2020 Democratic Presidential candidate Senator Elizabeth Warren wrote in a Tweet: “Twitter’s new ad policy will allow fossil fuel companies to buy ads defending themselves and spreading misleading info—but won’t allow organizations fighting the climate crisis to buy ads holding those companies accountable. We need accountability.”


Dorsey did anticipate these concerns in his initial announcement and explained the reasoning behind a total ban: “We considered stopping only candidate ads, but issue ads present a way to circumvent”. In other words, having only certain criteria for the ban, rather than a full political ban, would open up loopholes and be harder to regulate.

He suggests that social justice organisations don’t necessarily need to rely on paid ads, as they can spread their message organically on social media, writing: “we have witnessed many social movements reach massive scale without any political advertising. I trust this will only grow.” Twitter have also assured users that adverts which encourage voter registration will still run.

In an opinion article in The Guardian, political communications researcher Shannon C. McGregor writes that, despite being “a great PR move for the company,” the ban is “unnecessarily severe and simplistic”. There are concerns that the total ban eliminates the various nuances involved in political advertising, including the difference between those which are spreading certain persuasive political messages and those which are intended to mobilise supporters or build a following.

McGregor continues by discussing how “Twitter’s ban on political ads disadvantages challengers and political newcomers.” She argues that it won’t have a significant impact on established political names, but instead will have a negative impact on those who are just starting out in the political world and are looking to make a name for themselves and challenge the establishment.


Related article: Social Media and Politics: A Dangerous Relationship?


Will other digital advertisers follow suit?

Many have viewed this move by Twitter as a dig at Facebook. And they’re probably right – Dorsey’s announcement came just a week or so after Mark Zuckerberg seemed to rule out a ban on Facebook political advertising in a speech at Georgetown University. Initially, therefore, it didn’t seem as though Facebook would be making any moves towards banning adverts.

However, there are now reports that Google and Facebook are considering a ban on ‘micro-targeted political ads’. As mentioned earlier, one of the major concerns with political advertising is that it allows candidates to display highly specific messages to a select number of people. 


Will this change the future of advertising?

As we’ve seen, there are both positive and negative takes on Twitter banning political ads. Dorsey himself acknowledges that a complete ban might be seen as extreme, but it at least eliminates the paid-for spreading of misinformation.

In an ideal world, we’d have something in between Facebook and Twitter’s policies, where there are easily enforced restrictions on micro-targeting and misinformation.
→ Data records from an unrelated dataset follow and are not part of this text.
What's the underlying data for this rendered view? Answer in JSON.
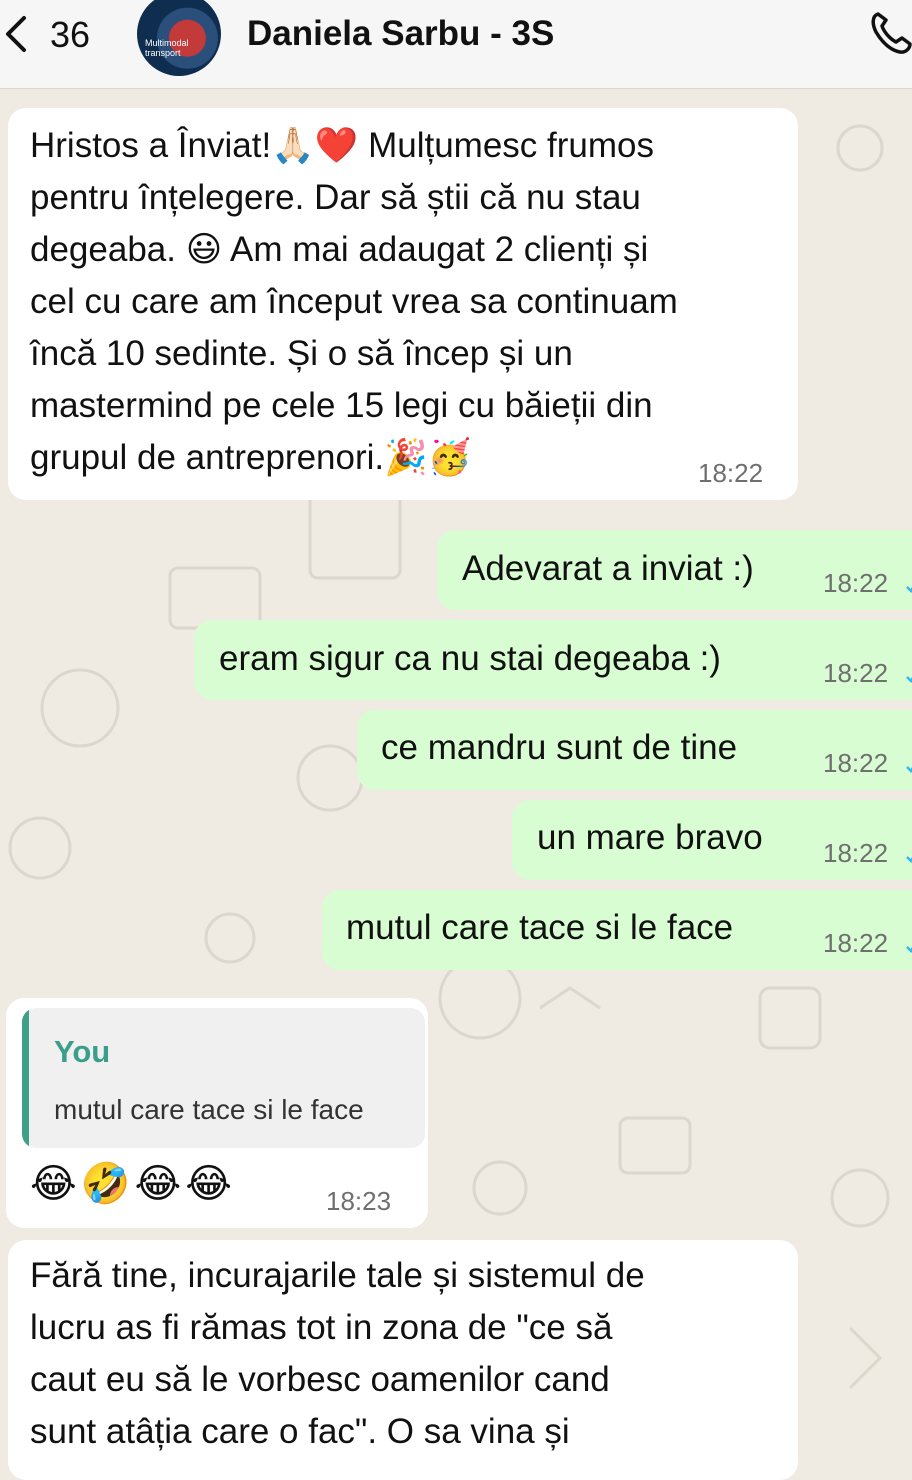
{
  "header": {
    "back_count": "36",
    "contact_name": "Daniela Sarbu - 3S",
    "avatar_text": "Multimodal transport",
    "back_icon": "chevron-left-icon",
    "call_icon": "phone-icon"
  },
  "colors": {
    "incoming_bubble": "#ffffff",
    "outgoing_bubble": "#d9fdd3",
    "chat_background": "#efeae2",
    "quote_accent": "#3fa08a",
    "tick_color": "#34b7f1"
  },
  "messages": [
    {
      "direction": "in",
      "text": "Hristos a Înviat!🙏🏻❤️ Mulțumesc frumos\npentru înțelegere. Dar să știi că nu stau\ndegeaba. 😃 Am mai adaugat 2 clienți și\ncel cu care am început vrea sa continuam\nîncă 10 sedinte. Și o să încep și un\nmastermind pe cele 15 legi cu băieții din\ngrupul de antreprenori.🎉🥳",
      "time": "18:22"
    },
    {
      "direction": "out",
      "text": "Adevarat a inviat :)",
      "time": "18:22",
      "status": "read"
    },
    {
      "direction": "out",
      "text": "eram sigur ca nu stai degeaba :)",
      "time": "18:22",
      "status": "read"
    },
    {
      "direction": "out",
      "text": "ce mandru sunt de tine",
      "time": "18:22",
      "status": "read"
    },
    {
      "direction": "out",
      "text": "un mare bravo",
      "time": "18:22",
      "status": "read"
    },
    {
      "direction": "out",
      "text": "mutul care tace si le face",
      "time": "18:22",
      "status": "read"
    },
    {
      "direction": "in",
      "quote": {
        "author": "You",
        "text": "mutul care tace si le face"
      },
      "text": "😂🤣😂😂",
      "time": "18:23"
    },
    {
      "direction": "in",
      "text": "Fără tine, incurajarile tale și sistemul de\nlucru as fi rămas tot in zona de \"ce să\ncaut eu să le vorbesc oamenilor cand\nsunt atâția care o fac\". O sa vina și",
      "time": ""
    }
  ]
}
We can hope this is something that the big advertisers can bring into place, but with the increasing sophistication of AI and the presence of ‘deep fakes’, it may be harder than ever to have a policy which works for everyone without certain political adverts slipping through the net.